Besides, over-feeding the rabbits or making it a usual practice is not advised, as this might interfere with the rabbit’s natural instinct to look for wild food and will make them rely on humans.
When giving hay as food, make sure they are fresh. The reason is that old hay is more susceptible to the growth of molds, which might cause several digestive ailments in bunnies. This adorable creature cannot possibly consume everything in your kitchen.
Even though they are a typical part of the human diet, some foods can be poisonous to bunnies. Our everyday food items like cookies, yogurt, bread, avocado, crackers, iceberg lettuce, onions, garlic, shallots, chocolate, oats, and even potatoes can be toxic to wild bunnies.
Therefore, you must refrain from feeding them to these poor creatures.
Alfalfa hay might be rich in calcium, nearly three times that of regular hays, but their excessive feeding can result in bladder stones.
During feeding, we should stay as close to the rabbit’s natural diet as possible, or else it might cause several complications, which will not occur under natural conditions.
10+ Best Rabbit Foods in Winter
- Pine needles
Rabbits are extremely good at finding food for themselves, even when the ground is covered with snow. Therefore, unless the food gets extremely scarce, it is advised to refrain from feeding them.
Feeding them will make them rely on humans and will slowly degrade their ability to survive in the wild. Moreover, the diet and other requirements of a pet rabbit and a wild rabbit are quite different and hence, should not be correlated with each other.
Here, we conclude our article on, What Do Wild Bunnies eat in Winter? 10+ Rabbit Foods in Winter. Stay tuned for many more exciting articles.
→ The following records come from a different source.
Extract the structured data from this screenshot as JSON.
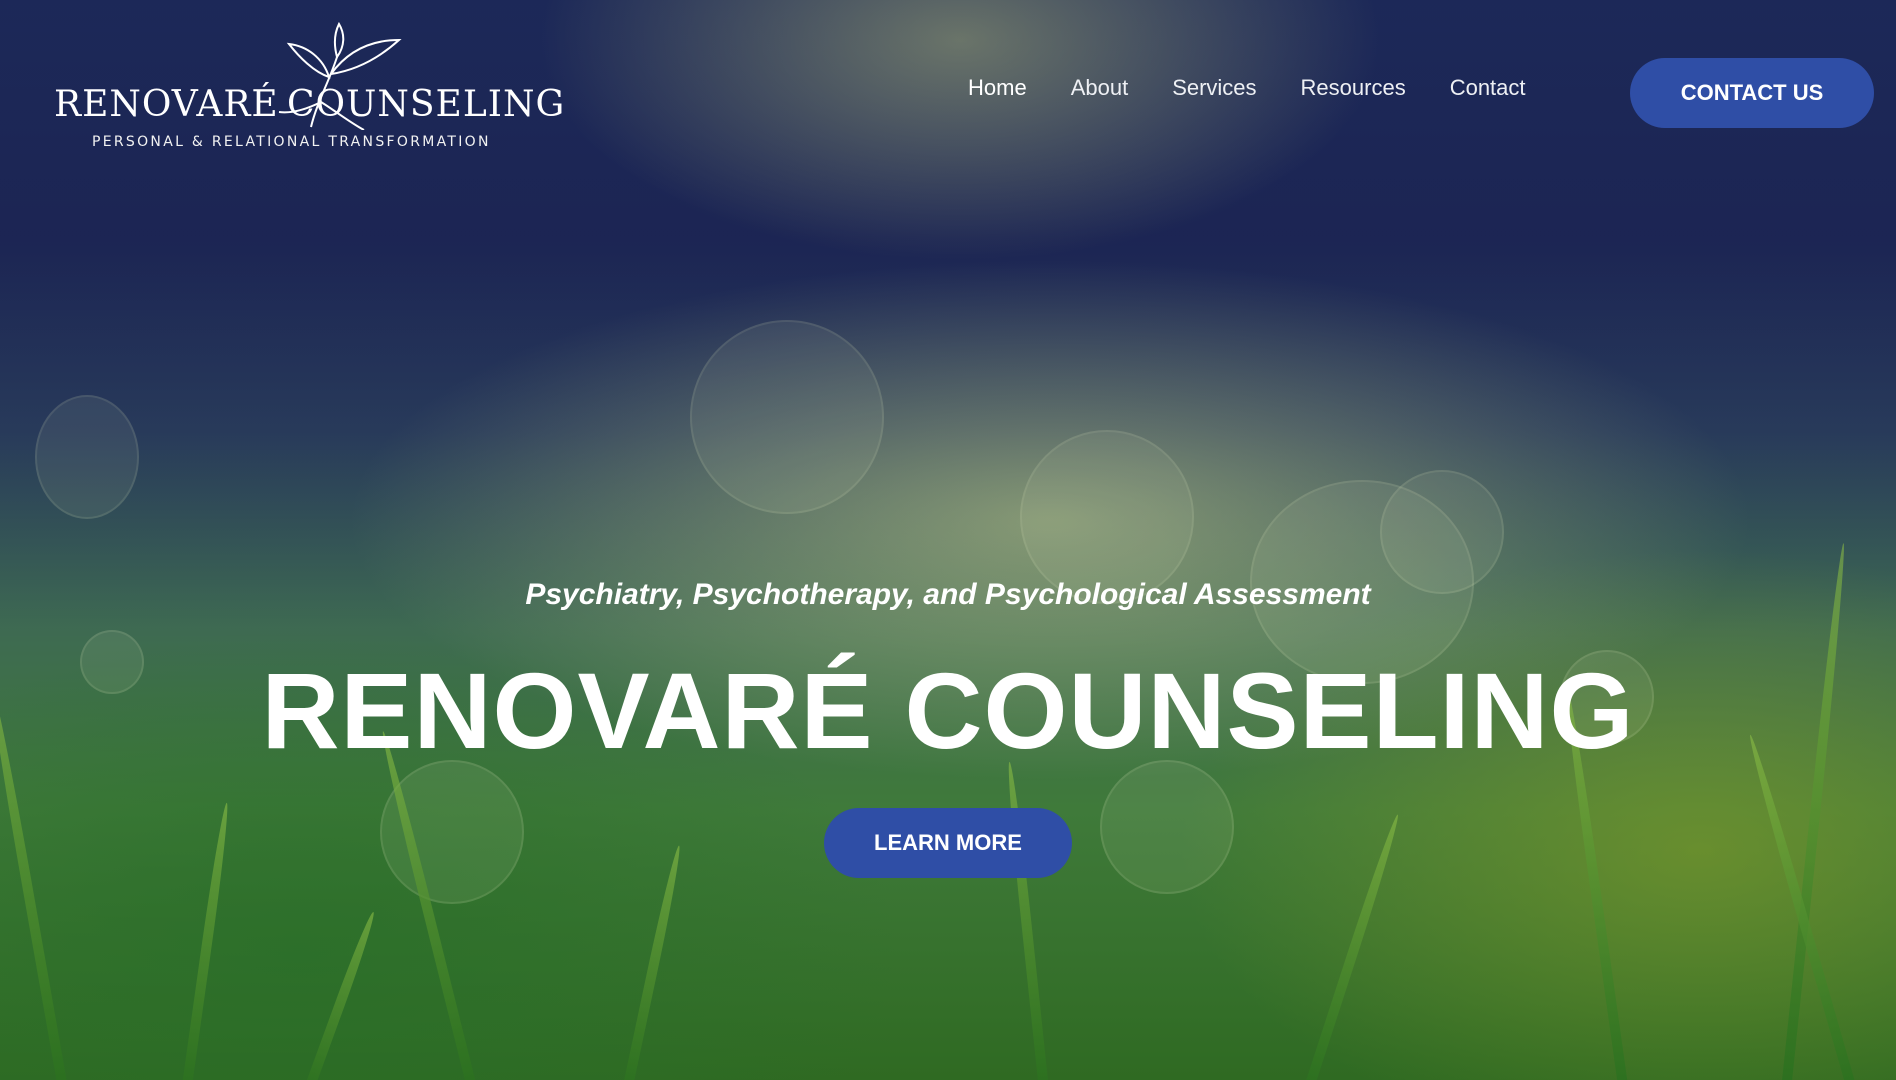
{
  "header": {
    "logo": {
      "name_left": "RENOVARÉ",
      "name_right": "COUNSELING",
      "tagline": "PERSONAL & RELATIONAL TRANSFORMATION",
      "icon": "leaf-sprig-icon"
    },
    "nav": [
      {
        "label": "Home",
        "active": true
      },
      {
        "label": "About"
      },
      {
        "label": "Services"
      },
      {
        "label": "Resources"
      },
      {
        "label": "Contact"
      }
    ],
    "cta_label": "CONTACT US"
  },
  "hero": {
    "subtitle": "Psychiatry, Psychotherapy, and Psychological Assessment",
    "title": "RENOVARÉ COUNSELING",
    "button_label": "LEARN MORE"
  },
  "colors": {
    "accent": "#2f4ea6",
    "text": "#ffffff"
  }
}
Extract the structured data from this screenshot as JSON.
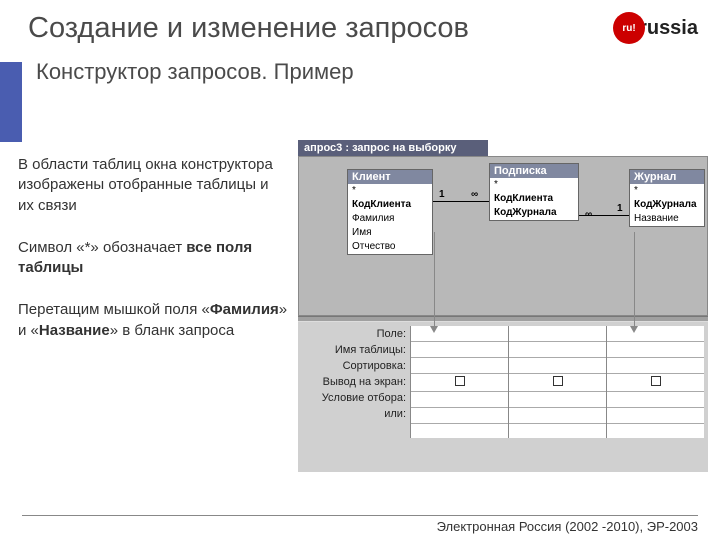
{
  "title": "Создание и изменение запросов",
  "subtitle": "Конструктор запросов. Пример",
  "logo": {
    "ball": "ru!",
    "text": "russia"
  },
  "left": {
    "p1": "В области таблиц окна конструктора изображены отобранные таблицы и их связи",
    "p2_a": "Символ «*» обозначает ",
    "p2_b": "все поля таблицы",
    "p3_a": "Перетащим мышкой  поля «",
    "p3_b": "Фамилия",
    "p3_c": "» и «",
    "p3_d": "Название",
    "p3_e": "» в бланк запроса"
  },
  "query_title": "апрос3 : запрос на выборку",
  "tables": {
    "t1": {
      "name": "Клиент",
      "fields": [
        "*",
        "КодКлиента",
        "Фамилия",
        "Имя",
        "Отчество"
      ]
    },
    "t2": {
      "name": "Подписка",
      "fields": [
        "*",
        "КодКлиента",
        "КодЖурнала"
      ]
    },
    "t3": {
      "name": "Журнал",
      "fields": [
        "*",
        "КодЖурнала",
        "Название"
      ]
    }
  },
  "rel": {
    "one": "1",
    "many": "∞"
  },
  "grid_labels": [
    "Поле:",
    "Имя таблицы:",
    "Сортировка:",
    "Вывод на экран:",
    "Условие отбора:",
    "или:"
  ],
  "footer": "Электронная Россия (2002 -2010), ЭР-2003"
}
A zoology student turned writer. Nature has always been a magnet to me, and to unearth some of its secrets through my articles is my prime intention. If not engaging myself with nature and anime content, you can always find me going through some Bengali classics or filling the air with some soulful Tabla beats. An artist, trying to throw some colors to my blank canvas of life.